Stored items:
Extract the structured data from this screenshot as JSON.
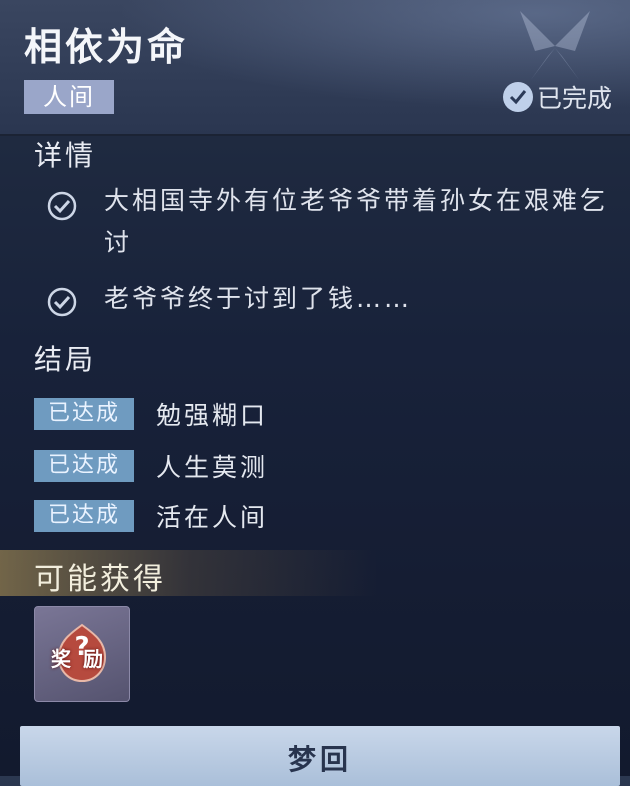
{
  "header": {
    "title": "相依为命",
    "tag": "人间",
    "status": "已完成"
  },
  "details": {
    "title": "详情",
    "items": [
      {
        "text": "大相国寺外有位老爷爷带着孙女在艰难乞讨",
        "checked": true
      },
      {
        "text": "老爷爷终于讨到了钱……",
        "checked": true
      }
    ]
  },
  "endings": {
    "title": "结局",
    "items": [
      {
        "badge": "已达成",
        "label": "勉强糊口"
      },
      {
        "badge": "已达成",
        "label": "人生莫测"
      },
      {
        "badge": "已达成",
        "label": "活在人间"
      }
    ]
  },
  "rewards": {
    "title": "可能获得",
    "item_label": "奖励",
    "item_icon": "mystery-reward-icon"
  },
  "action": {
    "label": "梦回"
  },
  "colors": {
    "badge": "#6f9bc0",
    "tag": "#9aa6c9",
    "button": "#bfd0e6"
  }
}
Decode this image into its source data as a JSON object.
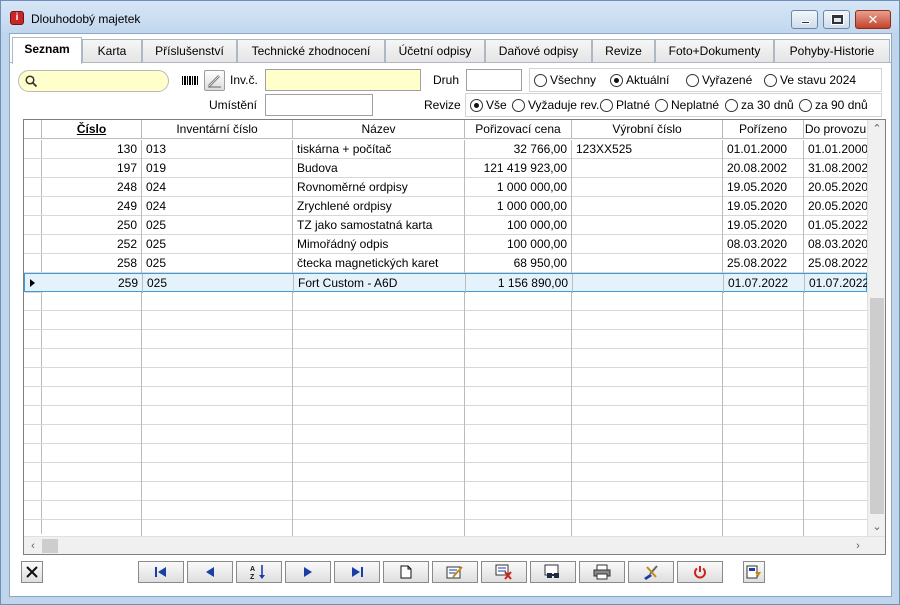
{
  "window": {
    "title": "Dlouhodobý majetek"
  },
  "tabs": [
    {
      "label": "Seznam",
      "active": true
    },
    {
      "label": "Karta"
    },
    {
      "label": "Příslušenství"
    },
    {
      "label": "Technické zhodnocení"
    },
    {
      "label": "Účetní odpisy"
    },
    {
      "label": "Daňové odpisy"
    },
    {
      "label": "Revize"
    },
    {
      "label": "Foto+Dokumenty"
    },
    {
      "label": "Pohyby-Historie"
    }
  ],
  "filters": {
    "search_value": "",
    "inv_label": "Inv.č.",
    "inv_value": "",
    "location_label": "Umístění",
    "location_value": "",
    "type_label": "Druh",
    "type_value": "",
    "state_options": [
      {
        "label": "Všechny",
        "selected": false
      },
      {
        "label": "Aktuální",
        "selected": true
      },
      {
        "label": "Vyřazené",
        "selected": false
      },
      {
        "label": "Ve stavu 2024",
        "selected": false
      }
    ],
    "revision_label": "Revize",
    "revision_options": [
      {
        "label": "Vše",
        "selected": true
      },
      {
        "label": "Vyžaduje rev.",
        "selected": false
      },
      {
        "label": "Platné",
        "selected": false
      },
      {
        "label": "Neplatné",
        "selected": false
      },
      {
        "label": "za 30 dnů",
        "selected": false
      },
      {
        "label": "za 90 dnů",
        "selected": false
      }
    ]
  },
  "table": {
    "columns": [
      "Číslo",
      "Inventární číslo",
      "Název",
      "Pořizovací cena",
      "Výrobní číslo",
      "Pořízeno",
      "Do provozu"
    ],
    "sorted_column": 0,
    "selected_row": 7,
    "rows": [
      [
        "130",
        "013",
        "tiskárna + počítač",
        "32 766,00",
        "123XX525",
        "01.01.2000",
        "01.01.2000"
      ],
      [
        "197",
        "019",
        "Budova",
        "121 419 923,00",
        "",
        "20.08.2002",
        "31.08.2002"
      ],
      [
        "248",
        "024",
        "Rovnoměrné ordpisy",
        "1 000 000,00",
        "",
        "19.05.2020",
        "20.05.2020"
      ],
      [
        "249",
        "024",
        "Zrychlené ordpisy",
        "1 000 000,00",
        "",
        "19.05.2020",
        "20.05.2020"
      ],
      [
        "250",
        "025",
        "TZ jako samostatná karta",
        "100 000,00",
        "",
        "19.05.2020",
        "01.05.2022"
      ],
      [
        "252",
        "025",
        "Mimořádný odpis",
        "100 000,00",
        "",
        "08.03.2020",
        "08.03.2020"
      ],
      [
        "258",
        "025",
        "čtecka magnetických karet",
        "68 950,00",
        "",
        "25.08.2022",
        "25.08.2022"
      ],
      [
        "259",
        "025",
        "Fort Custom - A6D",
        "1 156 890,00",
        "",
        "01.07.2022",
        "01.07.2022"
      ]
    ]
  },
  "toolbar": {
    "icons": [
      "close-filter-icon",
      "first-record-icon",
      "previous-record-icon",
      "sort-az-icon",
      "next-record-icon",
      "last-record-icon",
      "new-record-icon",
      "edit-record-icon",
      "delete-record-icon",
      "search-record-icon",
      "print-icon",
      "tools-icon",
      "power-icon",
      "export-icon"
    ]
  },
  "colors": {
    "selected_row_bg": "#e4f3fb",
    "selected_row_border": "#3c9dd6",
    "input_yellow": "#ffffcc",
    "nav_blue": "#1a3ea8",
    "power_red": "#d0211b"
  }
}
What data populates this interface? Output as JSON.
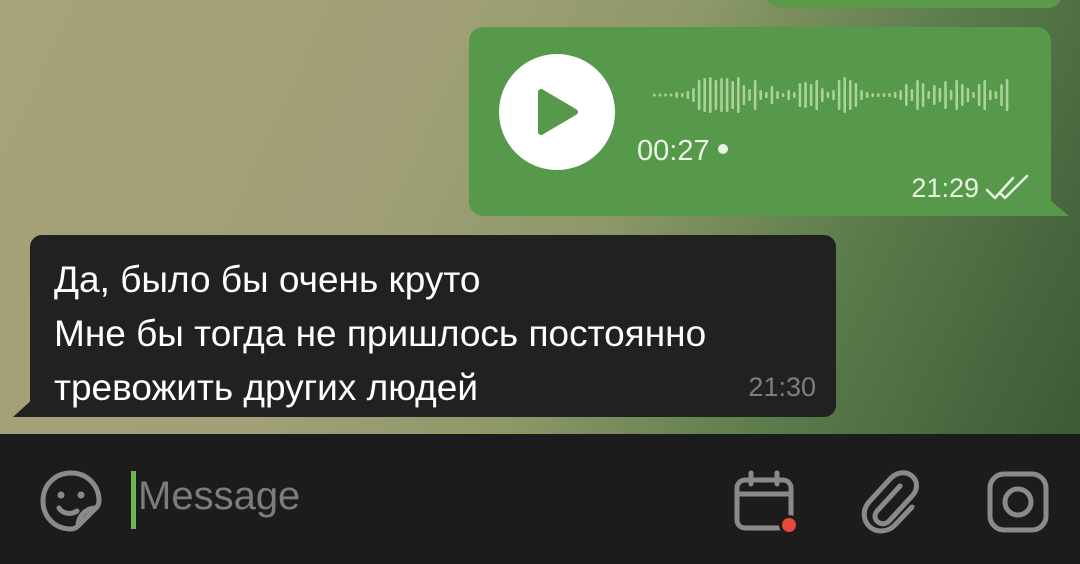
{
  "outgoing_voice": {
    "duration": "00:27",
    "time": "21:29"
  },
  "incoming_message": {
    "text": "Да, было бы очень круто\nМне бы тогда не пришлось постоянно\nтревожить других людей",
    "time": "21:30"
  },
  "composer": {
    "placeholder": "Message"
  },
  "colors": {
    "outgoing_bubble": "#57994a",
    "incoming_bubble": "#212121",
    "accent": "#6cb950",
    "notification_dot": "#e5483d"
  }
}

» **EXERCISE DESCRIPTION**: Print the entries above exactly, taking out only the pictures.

» **SOLUTION**:
Extract the structured data from this screenshot as JSON.
{
  "header": {
    "title": "相依为命",
    "tag": "人间",
    "status": "已完成"
  },
  "details": {
    "title": "详情",
    "items": [
      {
        "text": "大相国寺外有位老爷爷带着孙女在艰难乞讨",
        "checked": true
      },
      {
        "text": "老爷爷终于讨到了钱……",
        "checked": true
      }
    ]
  },
  "endings": {
    "title": "结局",
    "items": [
      {
        "badge": "已达成",
        "label": "勉强糊口"
      },
      {
        "badge": "已达成",
        "label": "人生莫测"
      },
      {
        "badge": "已达成",
        "label": "活在人间"
      }
    ]
  },
  "rewards": {
    "title": "可能获得",
    "item_label": "奖励",
    "item_icon": "mystery-reward-icon"
  },
  "action": {
    "label": "梦回"
  },
  "colors": {
    "badge": "#6f9bc0",
    "tag": "#9aa6c9",
    "button": "#bfd0e6"
  }
}
Decode this image into its source data as a JSON object.
{
  "window": {
    "title": "Dlouhodobý majetek"
  },
  "tabs": [
    {
      "label": "Seznam",
      "active": true
    },
    {
      "label": "Karta"
    },
    {
      "label": "Příslušenství"
    },
    {
      "label": "Technické zhodnocení"
    },
    {
      "label": "Účetní odpisy"
    },
    {
      "label": "Daňové odpisy"
    },
    {
      "label": "Revize"
    },
    {
      "label": "Foto+Dokumenty"
    },
    {
      "label": "Pohyby-Historie"
    }
  ],
  "filters": {
    "search_value": "",
    "inv_label": "Inv.č.",
    "inv_value": "",
    "location_label": "Umístění",
    "location_value": "",
    "type_label": "Druh",
    "type_value": "",
    "state_options": [
      {
        "label": "Všechny",
        "selected": false
      },
      {
        "label": "Aktuální",
        "selected": true
      },
      {
        "label": "Vyřazené",
        "selected": false
      },
      {
        "label": "Ve stavu 2024",
        "selected": false
      }
    ],
    "revision_label": "Revize",
    "revision_options": [
      {
        "label": "Vše",
        "selected": true
      },
      {
        "label": "Vyžaduje rev.",
        "selected": false
      },
      {
        "label": "Platné",
        "selected": false
      },
      {
        "label": "Neplatné",
        "selected": false
      },
      {
        "label": "za 30 dnů",
        "selected": false
      },
      {
        "label": "za 90 dnů",
        "selected": false
      }
    ]
  },
  "table": {
    "columns": [
      "Číslo",
      "Inventární číslo",
      "Název",
      "Pořizovací cena",
      "Výrobní číslo",
      "Pořízeno",
      "Do provozu"
    ],
    "sorted_column": 0,
    "selected_row": 7,
    "rows": [
      [
        "130",
        "013",
        "tiskárna + počítač",
        "32 766,00",
        "123XX525",
        "01.01.2000",
        "01.01.2000"
      ],
      [
        "197",
        "019",
        "Budova",
        "121 419 923,00",
        "",
        "20.08.2002",
        "31.08.2002"
      ],
      [
        "248",
        "024",
        "Rovnoměrné ordpisy",
        "1 000 000,00",
        "",
        "19.05.2020",
        "20.05.2020"
      ],
      [
        "249",
        "024",
        "Zrychlené ordpisy",
        "1 000 000,00",
        "",
        "19.05.2020",
        "20.05.2020"
      ],
      [
        "250",
        "025",
        "TZ jako samostatná karta",
        "100 000,00",
        "",
        "19.05.2020",
        "01.05.2022"
      ],
      [
        "252",
        "025",
        "Mimořádný odpis",
        "100 000,00",
        "",
        "08.03.2020",
        "08.03.2020"
      ],
      [
        "258",
        "025",
        "čtecka magnetických karet",
        "68 950,00",
        "",
        "25.08.2022",
        "25.08.2022"
      ],
      [
        "259",
        "025",
        "Fort Custom - A6D",
        "1 156 890,00",
        "",
        "01.07.2022",
        "01.07.2022"
      ]
    ]
  },
  "toolbar": {
    "icons": [
      "close-filter-icon",
      "first-record-icon",
      "previous-record-icon",
      "sort-az-icon",
      "next-record-icon",
      "last-record-icon",
      "new-record-icon",
      "edit-record-icon",
      "delete-record-icon",
      "search-record-icon",
      "print-icon",
      "tools-icon",
      "power-icon",
      "export-icon"
    ]
  },
  "colors": {
    "selected_row_bg": "#e4f3fb",
    "selected_row_border": "#3c9dd6",
    "input_yellow": "#ffffcc",
    "nav_blue": "#1a3ea8",
    "power_red": "#d0211b"
  }
}
What data populates this interface? Output as JSON.
{
  "outgoing_voice": {
    "duration": "00:27",
    "time": "21:29"
  },
  "incoming_message": {
    "text": "Да, было бы очень круто\nМне бы тогда не пришлось постоянно\nтревожить других людей",
    "time": "21:30"
  },
  "composer": {
    "placeholder": "Message"
  },
  "colors": {
    "outgoing_bubble": "#57994a",
    "incoming_bubble": "#212121",
    "accent": "#6cb950",
    "notification_dot": "#e5483d"
  }
}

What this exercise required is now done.